The latest Food Security Classification Framework (IPC) analysis
conducted in the third quarter of 2020 estimated that about 1.3 million people are in crisis and emergency (IPC phase 3 and 4) .
Since this analysis, the food security context has been negatively impacted by natural disasters phenomena on main crops and some estimates suggest that the number of food insecure people could increase significantly starting from January 2021.
This is supported by the delay in sowing which started at the end of November in several regions and the extension of the 2020B cropping season (October to December 2020) causing an overlap of cropping seasons. Information relayed on social networks indicates that in the congo nil ridge region, at the beginning of December, some crop fields in the valley of the Murembwe river of the province of Rumonge were inundated by floods due to the river overflow after 3 successive days of intense rains.

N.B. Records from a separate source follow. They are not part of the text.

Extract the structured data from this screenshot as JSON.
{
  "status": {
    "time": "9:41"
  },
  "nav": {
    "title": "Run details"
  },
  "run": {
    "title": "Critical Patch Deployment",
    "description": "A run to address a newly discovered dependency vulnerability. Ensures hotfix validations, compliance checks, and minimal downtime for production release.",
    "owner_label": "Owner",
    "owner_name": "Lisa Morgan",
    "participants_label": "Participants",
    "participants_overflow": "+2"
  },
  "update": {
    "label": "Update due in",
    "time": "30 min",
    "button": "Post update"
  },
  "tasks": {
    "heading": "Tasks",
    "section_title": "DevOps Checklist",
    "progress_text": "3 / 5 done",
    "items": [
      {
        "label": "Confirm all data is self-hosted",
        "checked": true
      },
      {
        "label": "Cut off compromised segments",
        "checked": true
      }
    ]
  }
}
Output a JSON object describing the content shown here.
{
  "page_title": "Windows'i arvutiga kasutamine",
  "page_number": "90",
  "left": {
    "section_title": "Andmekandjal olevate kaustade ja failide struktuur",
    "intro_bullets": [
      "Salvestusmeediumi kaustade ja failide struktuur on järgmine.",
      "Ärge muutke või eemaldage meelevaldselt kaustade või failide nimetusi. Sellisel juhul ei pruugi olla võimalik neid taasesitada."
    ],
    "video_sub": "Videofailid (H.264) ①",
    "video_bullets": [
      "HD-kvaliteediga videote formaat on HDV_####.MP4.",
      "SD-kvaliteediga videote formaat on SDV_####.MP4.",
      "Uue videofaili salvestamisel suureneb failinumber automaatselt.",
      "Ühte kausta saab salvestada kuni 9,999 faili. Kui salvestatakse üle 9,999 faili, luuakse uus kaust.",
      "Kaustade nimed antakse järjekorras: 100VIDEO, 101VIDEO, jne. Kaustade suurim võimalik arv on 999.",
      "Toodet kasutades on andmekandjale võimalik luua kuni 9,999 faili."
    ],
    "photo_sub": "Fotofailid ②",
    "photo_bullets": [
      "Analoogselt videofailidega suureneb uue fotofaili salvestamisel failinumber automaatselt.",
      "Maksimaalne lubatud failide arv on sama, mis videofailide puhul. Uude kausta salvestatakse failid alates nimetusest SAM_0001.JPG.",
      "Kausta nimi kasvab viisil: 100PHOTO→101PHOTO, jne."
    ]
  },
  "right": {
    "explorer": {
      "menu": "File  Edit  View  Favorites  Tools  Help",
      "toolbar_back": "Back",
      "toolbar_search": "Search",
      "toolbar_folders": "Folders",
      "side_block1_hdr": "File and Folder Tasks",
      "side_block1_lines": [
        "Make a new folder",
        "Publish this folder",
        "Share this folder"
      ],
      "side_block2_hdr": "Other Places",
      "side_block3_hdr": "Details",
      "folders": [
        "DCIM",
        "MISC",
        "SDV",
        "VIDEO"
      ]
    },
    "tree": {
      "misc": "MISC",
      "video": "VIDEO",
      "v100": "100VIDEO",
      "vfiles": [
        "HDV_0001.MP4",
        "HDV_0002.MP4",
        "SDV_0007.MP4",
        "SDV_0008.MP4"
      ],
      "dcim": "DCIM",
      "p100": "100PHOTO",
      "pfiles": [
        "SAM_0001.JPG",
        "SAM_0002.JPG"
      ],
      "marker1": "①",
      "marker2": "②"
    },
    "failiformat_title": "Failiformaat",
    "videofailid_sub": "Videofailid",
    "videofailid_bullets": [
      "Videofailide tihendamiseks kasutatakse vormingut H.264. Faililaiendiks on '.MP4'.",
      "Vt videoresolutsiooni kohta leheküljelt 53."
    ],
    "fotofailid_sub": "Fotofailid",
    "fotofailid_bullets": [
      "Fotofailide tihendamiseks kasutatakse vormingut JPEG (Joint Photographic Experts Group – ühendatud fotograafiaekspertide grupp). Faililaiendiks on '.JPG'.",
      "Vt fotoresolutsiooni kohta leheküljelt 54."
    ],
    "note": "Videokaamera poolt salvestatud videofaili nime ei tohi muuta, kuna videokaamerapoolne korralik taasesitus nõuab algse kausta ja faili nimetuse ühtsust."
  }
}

In the depressions in the north and east of the country, with already low rainfall, their irregularity and reduction have already caused a water deficit, drying up shallow water sources and a decrease in agricultural production. Particularly in certain communes of the
province of Kirundo, the main crops such as beans and maize have wilted due to the water deficit, especially in the Gisenyi area in the commune of Busoni. The rainfall regime is one of the determining factors of agricultural production in Burundi. As other countries, Burundi is affected by climate change effects . At times, drought can occur in the generally rainy season, while at others heavy
rains fall in the supposed dry season.
The 2020B season (October to December 2020) , depending on the regions, was affected in variable ways by several factors: the main one being the climatic conditions but also availability of agricultural inputs, availability of land, in particular in the areas of reception of returnees, and prevalence of crop pest diseases. Throughout the 2020B season, rainfall conditions far from normal
were generally observed, either in deficit or in excess. This confirms the weather forecast for September to December from the Geographical Institute of Burundi (IGEBU). At the same time, an increase in the prices of most staple foods linked to the decrease of their availability on the market was experienced. The October 2020 World Food Program (WFP) mobile-based
vulnerability analysis and mapping mVAM survey shows that the proportion of markets with more than 5 tons of supplies continues to decline. It went from 37% in September 2020 to 28% in October for pulses. At the same period in 2019, this proportion was 33%. For rice, this proportion fell from 37% in September 2020 to 30% in October. At the same period in 2019, this proportion was 28%.
For corn, this proportion fell from 22% in September 2020 to 12% in October. At the same period in 2019, this proportion was 19%. Consequently, the prices of beans and corn observed in October 2020 know a monthly increase of 10% compared to those of September 2020. All these factors risk influencing a poor performance of the cropping season of 2021A (Sept 2020 to Sept 2021).
Preliminary results of the SMART survey
Data validation from the nutritional survey (SMART) conducted in August - September 2020 by the Ministry of Health is underway. Preliminary results show a deterioration of the nutritional situation in Burundi, with a prevalence of global acute malnutrition (GAM) of 6.1% in 2020 against 4.5% in 2018 and 5.1% in 2019. A total of 31 Health districts out of 47 have GAM rates between 5% and 9.9% and are classified as median nutritional status according to the new 2018 WHO thresholds. The district of Ruyigi has a prevalence of MAG of 10.9%, the highest in the country; whilst the
lowest prevalence is observed in the health district of Gitega with 2.2%. At the national level, the rate of chronic malnutrition highlights a situation of nutritional crisis even though it has fallen from 54% in 2019 to 52.2% (51.4 - 53) in 2020.
This situation of acute malnutrition is due to a multitude of underlying factors, in particular for children, including the incidence of childhood illnesses, inappropriate care and feeding practices for infants and young children, inadequate hygiene and sanitation conditions, low dietary diversification, and chronic food insecurity. All of these factors are exacerbated by the socio-economic impact of COVID-19 which has shocked children already
living in a very fragile situation.